> _Your objective_: Retype each entry below exactly as it stands.

========

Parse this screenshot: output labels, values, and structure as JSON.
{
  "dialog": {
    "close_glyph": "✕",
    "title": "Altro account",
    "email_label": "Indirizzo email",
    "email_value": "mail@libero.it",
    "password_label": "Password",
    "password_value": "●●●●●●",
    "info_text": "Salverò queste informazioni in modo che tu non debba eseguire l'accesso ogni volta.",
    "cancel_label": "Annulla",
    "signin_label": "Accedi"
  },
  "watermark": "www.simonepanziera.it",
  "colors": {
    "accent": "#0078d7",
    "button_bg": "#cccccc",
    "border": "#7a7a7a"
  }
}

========

> _Response_:
Parse this screenshot: output labels, values, and structure as JSON.
{
  "dialog": {
    "close_glyph": "✕",
    "title": "Altro account",
    "email_label": "Indirizzo email",
    "email_value": "mail@libero.it",
    "password_label": "Password",
    "password_value": "●●●●●●",
    "info_text": "Salverò queste informazioni in modo che tu non debba eseguire l'accesso ogni volta.",
    "cancel_label": "Annulla",
    "signin_label": "Accedi"
  },
  "watermark": "www.simonepanziera.it",
  "colors": {
    "accent": "#0078d7",
    "button_bg": "#cccccc",
    "border": "#7a7a7a"
  }
}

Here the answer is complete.